→ **Work to complete**
If a line in the data below holds the word "title", copy it.

→ **Extracted material**
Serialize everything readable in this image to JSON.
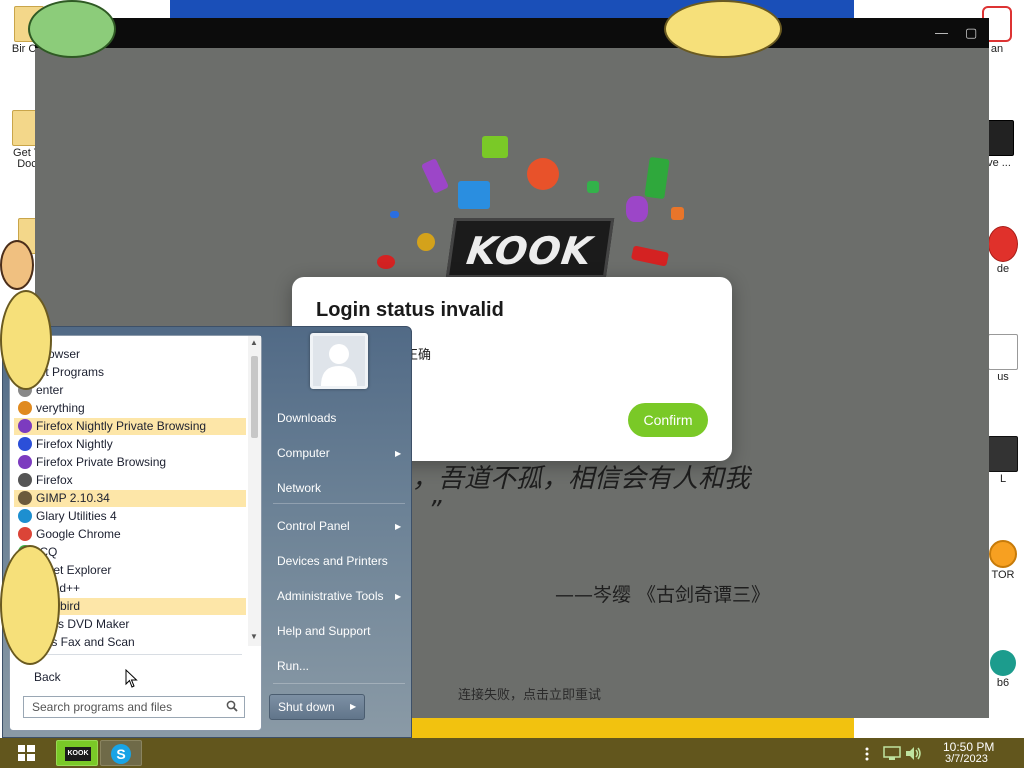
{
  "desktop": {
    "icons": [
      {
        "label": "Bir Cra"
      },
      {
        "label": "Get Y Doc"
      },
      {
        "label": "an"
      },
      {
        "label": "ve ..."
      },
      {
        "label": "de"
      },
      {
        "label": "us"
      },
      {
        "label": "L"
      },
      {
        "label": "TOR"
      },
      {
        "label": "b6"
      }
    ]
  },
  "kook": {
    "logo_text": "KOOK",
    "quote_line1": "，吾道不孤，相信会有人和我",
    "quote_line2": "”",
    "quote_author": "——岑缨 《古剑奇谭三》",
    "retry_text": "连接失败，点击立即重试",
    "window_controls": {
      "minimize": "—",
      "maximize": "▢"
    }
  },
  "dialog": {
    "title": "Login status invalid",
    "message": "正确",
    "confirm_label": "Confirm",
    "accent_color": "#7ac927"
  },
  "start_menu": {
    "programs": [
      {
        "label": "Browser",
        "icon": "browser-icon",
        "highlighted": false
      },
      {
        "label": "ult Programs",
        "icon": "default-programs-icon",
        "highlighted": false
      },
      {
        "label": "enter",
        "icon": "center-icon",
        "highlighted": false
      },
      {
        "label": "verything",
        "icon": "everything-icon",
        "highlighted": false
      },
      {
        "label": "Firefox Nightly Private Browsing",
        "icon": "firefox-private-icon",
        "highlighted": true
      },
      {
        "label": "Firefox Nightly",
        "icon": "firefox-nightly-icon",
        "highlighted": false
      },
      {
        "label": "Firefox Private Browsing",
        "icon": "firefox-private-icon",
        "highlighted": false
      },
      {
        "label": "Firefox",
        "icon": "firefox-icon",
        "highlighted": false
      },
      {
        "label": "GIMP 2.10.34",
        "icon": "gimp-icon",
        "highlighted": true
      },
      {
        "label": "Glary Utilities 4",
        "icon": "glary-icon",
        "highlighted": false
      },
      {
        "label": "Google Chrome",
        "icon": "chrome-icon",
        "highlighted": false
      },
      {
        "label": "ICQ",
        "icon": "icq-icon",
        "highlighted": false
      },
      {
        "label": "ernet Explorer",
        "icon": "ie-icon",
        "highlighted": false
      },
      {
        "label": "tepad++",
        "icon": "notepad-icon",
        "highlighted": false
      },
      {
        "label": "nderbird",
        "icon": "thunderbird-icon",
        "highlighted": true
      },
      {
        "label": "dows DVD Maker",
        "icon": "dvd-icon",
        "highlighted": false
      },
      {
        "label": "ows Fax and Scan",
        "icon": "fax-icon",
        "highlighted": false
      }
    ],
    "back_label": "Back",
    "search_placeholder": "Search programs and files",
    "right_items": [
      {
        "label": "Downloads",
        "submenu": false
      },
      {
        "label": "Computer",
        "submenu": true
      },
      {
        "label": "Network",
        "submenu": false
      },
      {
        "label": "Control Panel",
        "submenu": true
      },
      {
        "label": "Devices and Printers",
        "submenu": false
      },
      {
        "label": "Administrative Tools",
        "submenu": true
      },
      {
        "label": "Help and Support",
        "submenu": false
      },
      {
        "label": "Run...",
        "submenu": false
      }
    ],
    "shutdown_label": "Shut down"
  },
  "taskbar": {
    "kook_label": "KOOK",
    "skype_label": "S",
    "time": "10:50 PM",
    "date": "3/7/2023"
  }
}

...

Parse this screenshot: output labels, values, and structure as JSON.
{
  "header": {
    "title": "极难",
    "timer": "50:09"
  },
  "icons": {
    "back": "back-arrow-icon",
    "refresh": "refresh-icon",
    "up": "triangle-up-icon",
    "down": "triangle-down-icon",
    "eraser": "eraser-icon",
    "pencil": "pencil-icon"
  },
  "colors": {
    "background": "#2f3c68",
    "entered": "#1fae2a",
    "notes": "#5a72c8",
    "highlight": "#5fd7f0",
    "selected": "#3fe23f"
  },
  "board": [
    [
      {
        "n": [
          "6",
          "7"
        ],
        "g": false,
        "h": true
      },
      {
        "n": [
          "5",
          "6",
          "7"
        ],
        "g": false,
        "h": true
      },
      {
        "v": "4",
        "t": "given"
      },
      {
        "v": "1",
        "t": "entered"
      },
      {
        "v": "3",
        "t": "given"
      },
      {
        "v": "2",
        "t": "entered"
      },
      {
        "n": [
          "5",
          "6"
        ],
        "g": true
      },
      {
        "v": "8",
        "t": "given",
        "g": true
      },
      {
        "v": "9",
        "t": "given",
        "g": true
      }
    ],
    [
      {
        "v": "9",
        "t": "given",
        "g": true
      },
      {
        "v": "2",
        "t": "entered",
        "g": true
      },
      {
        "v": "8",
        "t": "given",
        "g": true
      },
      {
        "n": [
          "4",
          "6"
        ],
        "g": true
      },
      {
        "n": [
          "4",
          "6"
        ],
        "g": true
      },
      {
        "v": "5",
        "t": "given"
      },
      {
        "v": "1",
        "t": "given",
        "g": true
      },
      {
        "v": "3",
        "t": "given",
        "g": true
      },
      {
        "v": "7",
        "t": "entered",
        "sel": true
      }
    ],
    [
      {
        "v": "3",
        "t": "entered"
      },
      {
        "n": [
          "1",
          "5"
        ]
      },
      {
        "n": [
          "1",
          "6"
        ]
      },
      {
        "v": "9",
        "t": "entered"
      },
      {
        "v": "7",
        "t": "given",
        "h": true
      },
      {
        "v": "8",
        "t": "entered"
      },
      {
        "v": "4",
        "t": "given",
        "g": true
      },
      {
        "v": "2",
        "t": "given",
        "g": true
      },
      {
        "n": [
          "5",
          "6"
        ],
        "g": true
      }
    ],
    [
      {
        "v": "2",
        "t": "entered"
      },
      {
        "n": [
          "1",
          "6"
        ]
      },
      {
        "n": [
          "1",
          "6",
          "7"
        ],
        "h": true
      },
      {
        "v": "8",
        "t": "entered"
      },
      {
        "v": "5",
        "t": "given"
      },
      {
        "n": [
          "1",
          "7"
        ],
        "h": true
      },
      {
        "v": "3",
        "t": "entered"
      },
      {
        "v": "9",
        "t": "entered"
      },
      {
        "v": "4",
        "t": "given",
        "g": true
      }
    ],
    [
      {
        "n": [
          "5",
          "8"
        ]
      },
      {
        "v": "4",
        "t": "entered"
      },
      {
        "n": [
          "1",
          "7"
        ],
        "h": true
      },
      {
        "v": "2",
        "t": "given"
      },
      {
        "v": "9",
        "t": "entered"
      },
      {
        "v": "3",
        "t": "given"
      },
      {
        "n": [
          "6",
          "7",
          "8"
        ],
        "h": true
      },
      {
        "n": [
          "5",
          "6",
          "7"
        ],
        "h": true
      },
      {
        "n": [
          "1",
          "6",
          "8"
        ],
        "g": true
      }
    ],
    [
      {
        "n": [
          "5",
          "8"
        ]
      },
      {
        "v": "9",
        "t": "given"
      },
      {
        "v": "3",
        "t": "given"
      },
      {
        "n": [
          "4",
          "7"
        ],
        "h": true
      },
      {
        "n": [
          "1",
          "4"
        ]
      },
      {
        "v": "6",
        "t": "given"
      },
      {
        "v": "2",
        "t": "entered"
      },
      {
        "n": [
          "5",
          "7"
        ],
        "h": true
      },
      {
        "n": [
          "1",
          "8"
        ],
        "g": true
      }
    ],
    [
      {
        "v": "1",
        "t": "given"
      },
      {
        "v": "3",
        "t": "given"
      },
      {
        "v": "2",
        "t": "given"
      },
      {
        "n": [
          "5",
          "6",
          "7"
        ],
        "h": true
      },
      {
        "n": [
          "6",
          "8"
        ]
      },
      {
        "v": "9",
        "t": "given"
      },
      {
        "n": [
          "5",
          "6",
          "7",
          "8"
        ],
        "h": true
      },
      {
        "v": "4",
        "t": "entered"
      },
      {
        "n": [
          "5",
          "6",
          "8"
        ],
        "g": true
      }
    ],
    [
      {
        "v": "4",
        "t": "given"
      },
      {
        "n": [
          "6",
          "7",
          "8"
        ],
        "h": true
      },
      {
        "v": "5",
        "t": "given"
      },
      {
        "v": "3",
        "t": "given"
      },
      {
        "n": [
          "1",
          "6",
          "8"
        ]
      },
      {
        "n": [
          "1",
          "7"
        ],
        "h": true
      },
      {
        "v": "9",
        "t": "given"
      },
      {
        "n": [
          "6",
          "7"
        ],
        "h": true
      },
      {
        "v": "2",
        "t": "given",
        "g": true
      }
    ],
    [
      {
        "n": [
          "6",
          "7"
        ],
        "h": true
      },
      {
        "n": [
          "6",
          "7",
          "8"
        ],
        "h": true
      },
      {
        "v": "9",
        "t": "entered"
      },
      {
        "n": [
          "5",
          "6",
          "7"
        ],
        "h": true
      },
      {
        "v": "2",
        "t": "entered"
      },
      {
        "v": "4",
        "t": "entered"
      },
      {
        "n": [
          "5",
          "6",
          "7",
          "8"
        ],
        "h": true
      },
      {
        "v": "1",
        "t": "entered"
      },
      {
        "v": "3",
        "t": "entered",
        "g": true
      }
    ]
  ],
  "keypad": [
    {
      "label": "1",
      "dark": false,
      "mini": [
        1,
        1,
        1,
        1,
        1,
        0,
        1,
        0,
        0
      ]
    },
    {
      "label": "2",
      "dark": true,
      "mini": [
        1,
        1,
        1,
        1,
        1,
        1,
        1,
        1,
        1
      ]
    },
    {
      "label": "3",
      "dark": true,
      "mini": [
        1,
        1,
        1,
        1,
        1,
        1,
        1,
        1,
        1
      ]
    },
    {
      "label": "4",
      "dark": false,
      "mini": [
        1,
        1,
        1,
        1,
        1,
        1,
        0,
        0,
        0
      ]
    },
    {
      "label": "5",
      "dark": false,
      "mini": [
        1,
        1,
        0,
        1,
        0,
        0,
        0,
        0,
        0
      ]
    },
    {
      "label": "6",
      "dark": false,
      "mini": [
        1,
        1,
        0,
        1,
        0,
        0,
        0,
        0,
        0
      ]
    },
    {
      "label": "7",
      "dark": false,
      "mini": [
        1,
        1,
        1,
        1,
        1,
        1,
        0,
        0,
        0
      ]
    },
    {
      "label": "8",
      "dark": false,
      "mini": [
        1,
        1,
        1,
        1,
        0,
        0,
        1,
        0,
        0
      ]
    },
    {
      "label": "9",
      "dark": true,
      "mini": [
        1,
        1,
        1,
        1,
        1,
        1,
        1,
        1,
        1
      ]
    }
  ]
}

→ **Task result**
    "title": "Login status invalid",
    "title": "极难",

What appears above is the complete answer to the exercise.